*** Data extracts Section Begins ***

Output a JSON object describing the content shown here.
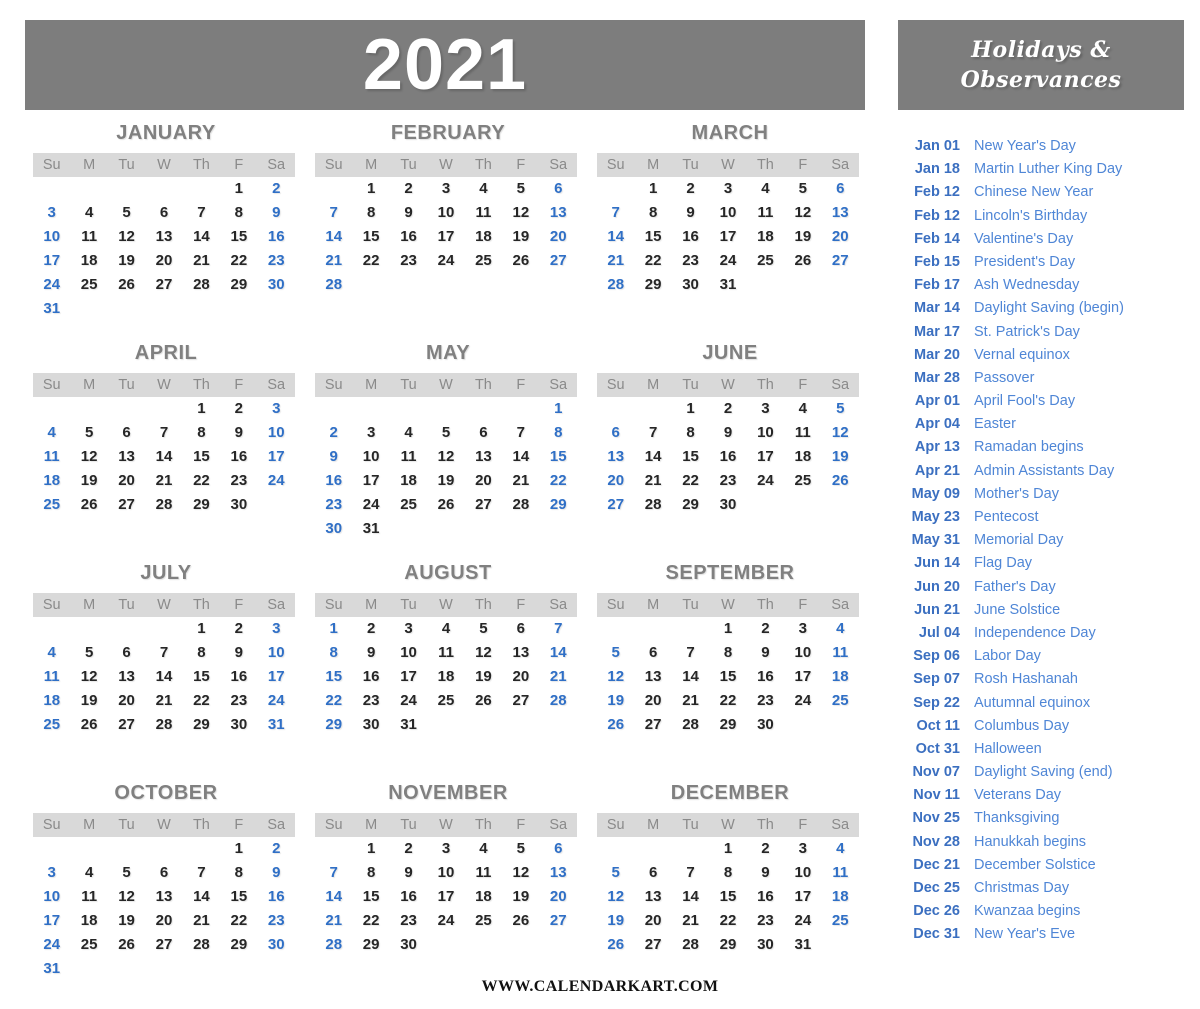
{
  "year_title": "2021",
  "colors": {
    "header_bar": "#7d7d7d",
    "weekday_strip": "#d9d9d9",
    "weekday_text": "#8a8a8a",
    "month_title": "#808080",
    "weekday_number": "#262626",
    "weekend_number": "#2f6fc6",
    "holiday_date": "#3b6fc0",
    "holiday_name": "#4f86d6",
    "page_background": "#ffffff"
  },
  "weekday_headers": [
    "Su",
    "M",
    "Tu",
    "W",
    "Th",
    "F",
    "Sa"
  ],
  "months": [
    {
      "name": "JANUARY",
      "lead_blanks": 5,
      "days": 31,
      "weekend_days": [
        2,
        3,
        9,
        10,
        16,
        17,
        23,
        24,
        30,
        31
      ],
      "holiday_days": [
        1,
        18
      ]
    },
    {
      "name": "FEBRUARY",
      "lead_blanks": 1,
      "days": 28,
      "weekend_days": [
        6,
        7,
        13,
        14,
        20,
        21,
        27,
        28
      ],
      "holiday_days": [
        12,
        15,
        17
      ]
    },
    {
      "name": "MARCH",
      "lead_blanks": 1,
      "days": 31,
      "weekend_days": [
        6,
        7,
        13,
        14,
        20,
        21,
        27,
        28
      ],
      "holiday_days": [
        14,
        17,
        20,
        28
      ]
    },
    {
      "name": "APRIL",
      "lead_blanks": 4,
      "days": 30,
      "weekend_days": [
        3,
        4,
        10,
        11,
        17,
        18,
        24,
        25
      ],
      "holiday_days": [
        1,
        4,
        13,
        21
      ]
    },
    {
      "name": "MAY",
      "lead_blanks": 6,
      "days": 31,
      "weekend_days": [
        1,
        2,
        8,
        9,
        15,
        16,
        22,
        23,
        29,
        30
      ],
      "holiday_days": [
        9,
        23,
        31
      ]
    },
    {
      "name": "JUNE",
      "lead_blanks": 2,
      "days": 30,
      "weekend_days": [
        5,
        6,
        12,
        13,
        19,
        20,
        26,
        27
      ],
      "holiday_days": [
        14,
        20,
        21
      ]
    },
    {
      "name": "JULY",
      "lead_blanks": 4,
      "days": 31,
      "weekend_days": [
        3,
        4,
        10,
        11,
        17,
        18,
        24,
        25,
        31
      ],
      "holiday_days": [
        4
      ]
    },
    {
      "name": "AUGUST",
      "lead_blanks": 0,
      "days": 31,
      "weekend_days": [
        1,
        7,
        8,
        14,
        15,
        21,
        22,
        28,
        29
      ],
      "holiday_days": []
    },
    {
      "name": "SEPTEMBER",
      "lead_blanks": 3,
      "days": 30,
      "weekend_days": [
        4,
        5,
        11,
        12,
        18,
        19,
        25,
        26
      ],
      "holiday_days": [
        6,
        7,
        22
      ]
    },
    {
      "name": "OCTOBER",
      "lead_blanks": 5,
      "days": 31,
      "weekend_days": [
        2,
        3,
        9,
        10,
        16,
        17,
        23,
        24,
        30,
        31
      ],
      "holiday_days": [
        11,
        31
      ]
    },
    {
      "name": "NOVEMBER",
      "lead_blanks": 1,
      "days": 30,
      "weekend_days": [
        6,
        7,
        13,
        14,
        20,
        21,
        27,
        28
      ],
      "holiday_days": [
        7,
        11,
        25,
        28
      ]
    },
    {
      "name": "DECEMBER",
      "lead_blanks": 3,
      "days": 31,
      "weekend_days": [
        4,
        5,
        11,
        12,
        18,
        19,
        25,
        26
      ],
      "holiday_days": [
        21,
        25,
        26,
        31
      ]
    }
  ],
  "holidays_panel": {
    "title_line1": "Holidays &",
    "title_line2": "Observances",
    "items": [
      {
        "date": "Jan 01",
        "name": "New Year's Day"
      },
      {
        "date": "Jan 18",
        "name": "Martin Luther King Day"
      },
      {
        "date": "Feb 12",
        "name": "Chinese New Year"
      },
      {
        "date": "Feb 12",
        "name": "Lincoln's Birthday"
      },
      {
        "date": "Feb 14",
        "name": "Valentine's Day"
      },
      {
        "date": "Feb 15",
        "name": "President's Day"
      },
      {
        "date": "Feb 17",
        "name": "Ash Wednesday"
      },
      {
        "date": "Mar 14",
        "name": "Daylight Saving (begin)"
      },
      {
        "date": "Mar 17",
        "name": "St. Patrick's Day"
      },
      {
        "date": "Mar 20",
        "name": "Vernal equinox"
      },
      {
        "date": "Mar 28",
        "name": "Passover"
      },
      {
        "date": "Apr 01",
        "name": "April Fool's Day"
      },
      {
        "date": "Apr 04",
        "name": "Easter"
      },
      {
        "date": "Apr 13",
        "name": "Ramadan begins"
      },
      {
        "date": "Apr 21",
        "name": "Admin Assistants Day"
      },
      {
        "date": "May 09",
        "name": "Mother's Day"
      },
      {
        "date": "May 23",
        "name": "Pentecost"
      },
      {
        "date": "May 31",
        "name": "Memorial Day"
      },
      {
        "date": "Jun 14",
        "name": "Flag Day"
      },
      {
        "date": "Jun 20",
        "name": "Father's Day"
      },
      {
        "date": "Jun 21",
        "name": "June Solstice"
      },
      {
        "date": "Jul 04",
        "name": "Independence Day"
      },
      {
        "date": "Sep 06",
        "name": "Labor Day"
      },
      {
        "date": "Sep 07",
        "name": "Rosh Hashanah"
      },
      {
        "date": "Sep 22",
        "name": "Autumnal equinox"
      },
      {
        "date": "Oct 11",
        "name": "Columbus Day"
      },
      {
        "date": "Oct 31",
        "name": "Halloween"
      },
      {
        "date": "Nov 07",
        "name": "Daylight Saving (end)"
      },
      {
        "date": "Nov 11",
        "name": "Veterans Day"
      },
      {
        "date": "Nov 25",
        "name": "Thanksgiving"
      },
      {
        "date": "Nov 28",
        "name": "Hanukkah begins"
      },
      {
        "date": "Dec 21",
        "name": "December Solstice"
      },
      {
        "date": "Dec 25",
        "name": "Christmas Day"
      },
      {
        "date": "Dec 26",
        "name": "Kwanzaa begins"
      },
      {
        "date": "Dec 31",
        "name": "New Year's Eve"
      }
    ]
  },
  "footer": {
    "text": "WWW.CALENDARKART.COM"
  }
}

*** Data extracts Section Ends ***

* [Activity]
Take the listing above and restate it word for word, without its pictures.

* [Task output]
Output a JSON object describing the content shown here.
{
  "year_title": "2021",
  "colors": {
    "header_bar": "#7d7d7d",
    "weekday_strip": "#d9d9d9",
    "weekday_text": "#8a8a8a",
    "month_title": "#808080",
    "weekday_number": "#262626",
    "weekend_number": "#2f6fc6",
    "holiday_date": "#3b6fc0",
    "holiday_name": "#4f86d6",
    "page_background": "#ffffff"
  },
  "weekday_headers": [
    "Su",
    "M",
    "Tu",
    "W",
    "Th",
    "F",
    "Sa"
  ],
  "months": [
    {
      "name": "JANUARY",
      "lead_blanks": 5,
      "days": 31,
      "weekend_days": [
        2,
        3,
        9,
        10,
        16,
        17,
        23,
        24,
        30,
        31
      ],
      "holiday_days": [
        1,
        18
      ]
    },
    {
      "name": "FEBRUARY",
      "lead_blanks": 1,
      "days": 28,
      "weekend_days": [
        6,
        7,
        13,
        14,
        20,
        21,
        27,
        28
      ],
      "holiday_days": [
        12,
        15,
        17
      ]
    },
    {
      "name": "MARCH",
      "lead_blanks": 1,
      "days": 31,
      "weekend_days": [
        6,
        7,
        13,
        14,
        20,
        21,
        27,
        28
      ],
      "holiday_days": [
        14,
        17,
        20,
        28
      ]
    },
    {
      "name": "APRIL",
      "lead_blanks": 4,
      "days": 30,
      "weekend_days": [
        3,
        4,
        10,
        11,
        17,
        18,
        24,
        25
      ],
      "holiday_days": [
        1,
        4,
        13,
        21
      ]
    },
    {
      "name": "MAY",
      "lead_blanks": 6,
      "days": 31,
      "weekend_days": [
        1,
        2,
        8,
        9,
        15,
        16,
        22,
        23,
        29,
        30
      ],
      "holiday_days": [
        9,
        23,
        31
      ]
    },
    {
      "name": "JUNE",
      "lead_blanks": 2,
      "days": 30,
      "weekend_days": [
        5,
        6,
        12,
        13,
        19,
        20,
        26,
        27
      ],
      "holiday_days": [
        14,
        20,
        21
      ]
    },
    {
      "name": "JULY",
      "lead_blanks": 4,
      "days": 31,
      "weekend_days": [
        3,
        4,
        10,
        11,
        17,
        18,
        24,
        25,
        31
      ],
      "holiday_days": [
        4
      ]
    },
    {
      "name": "AUGUST",
      "lead_blanks": 0,
      "days": 31,
      "weekend_days": [
        1,
        7,
        8,
        14,
        15,
        21,
        22,
        28,
        29
      ],
      "holiday_days": []
    },
    {
      "name": "SEPTEMBER",
      "lead_blanks": 3,
      "days": 30,
      "weekend_days": [
        4,
        5,
        11,
        12,
        18,
        19,
        25,
        26
      ],
      "holiday_days": [
        6,
        7,
        22
      ]
    },
    {
      "name": "OCTOBER",
      "lead_blanks": 5,
      "days": 31,
      "weekend_days": [
        2,
        3,
        9,
        10,
        16,
        17,
        23,
        24,
        30,
        31
      ],
      "holiday_days": [
        11,
        31
      ]
    },
    {
      "name": "NOVEMBER",
      "lead_blanks": 1,
      "days": 30,
      "weekend_days": [
        6,
        7,
        13,
        14,
        20,
        21,
        27,
        28
      ],
      "holiday_days": [
        7,
        11,
        25,
        28
      ]
    },
    {
      "name": "DECEMBER",
      "lead_blanks": 3,
      "days": 31,
      "weekend_days": [
        4,
        5,
        11,
        12,
        18,
        19,
        25,
        26
      ],
      "holiday_days": [
        21,
        25,
        26,
        31
      ]
    }
  ],
  "holidays_panel": {
    "title_line1": "Holidays &",
    "title_line2": "Observances",
    "items": [
      {
        "date": "Jan 01",
        "name": "New Year's Day"
      },
      {
        "date": "Jan 18",
        "name": "Martin Luther King Day"
      },
      {
        "date": "Feb 12",
        "name": "Chinese New Year"
      },
      {
        "date": "Feb 12",
        "name": "Lincoln's Birthday"
      },
      {
        "date": "Feb 14",
        "name": "Valentine's Day"
      },
      {
        "date": "Feb 15",
        "name": "President's Day"
      },
      {
        "date": "Feb 17",
        "name": "Ash Wednesday"
      },
      {
        "date": "Mar 14",
        "name": "Daylight Saving (begin)"
      },
      {
        "date": "Mar 17",
        "name": "St. Patrick's Day"
      },
      {
        "date": "Mar 20",
        "name": "Vernal equinox"
      },
      {
        "date": "Mar 28",
        "name": "Passover"
      },
      {
        "date": "Apr 01",
        "name": "April Fool's Day"
      },
      {
        "date": "Apr 04",
        "name": "Easter"
      },
      {
        "date": "Apr 13",
        "name": "Ramadan begins"
      },
      {
        "date": "Apr 21",
        "name": "Admin Assistants Day"
      },
      {
        "date": "May 09",
        "name": "Mother's Day"
      },
      {
        "date": "May 23",
        "name": "Pentecost"
      },
      {
        "date": "May 31",
        "name": "Memorial Day"
      },
      {
        "date": "Jun 14",
        "name": "Flag Day"
      },
      {
        "date": "Jun 20",
        "name": "Father's Day"
      },
      {
        "date": "Jun 21",
        "name": "June Solstice"
      },
      {
        "date": "Jul 04",
        "name": "Independence Day"
      },
      {
        "date": "Sep 06",
        "name": "Labor Day"
      },
      {
        "date": "Sep 07",
        "name": "Rosh Hashanah"
      },
      {
        "date": "Sep 22",
        "name": "Autumnal equinox"
      },
      {
        "date": "Oct 11",
        "name": "Columbus Day"
      },
      {
        "date": "Oct 31",
        "name": "Halloween"
      },
      {
        "date": "Nov 07",
        "name": "Daylight Saving (end)"
      },
      {
        "date": "Nov 11",
        "name": "Veterans Day"
      },
      {
        "date": "Nov 25",
        "name": "Thanksgiving"
      },
      {
        "date": "Nov 28",
        "name": "Hanukkah begins"
      },
      {
        "date": "Dec 21",
        "name": "December Solstice"
      },
      {
        "date": "Dec 25",
        "name": "Christmas Day"
      },
      {
        "date": "Dec 26",
        "name": "Kwanzaa begins"
      },
      {
        "date": "Dec 31",
        "name": "New Year's Eve"
      }
    ]
  },
  "footer": {
    "text": "WWW.CALENDARKART.COM"
  }
}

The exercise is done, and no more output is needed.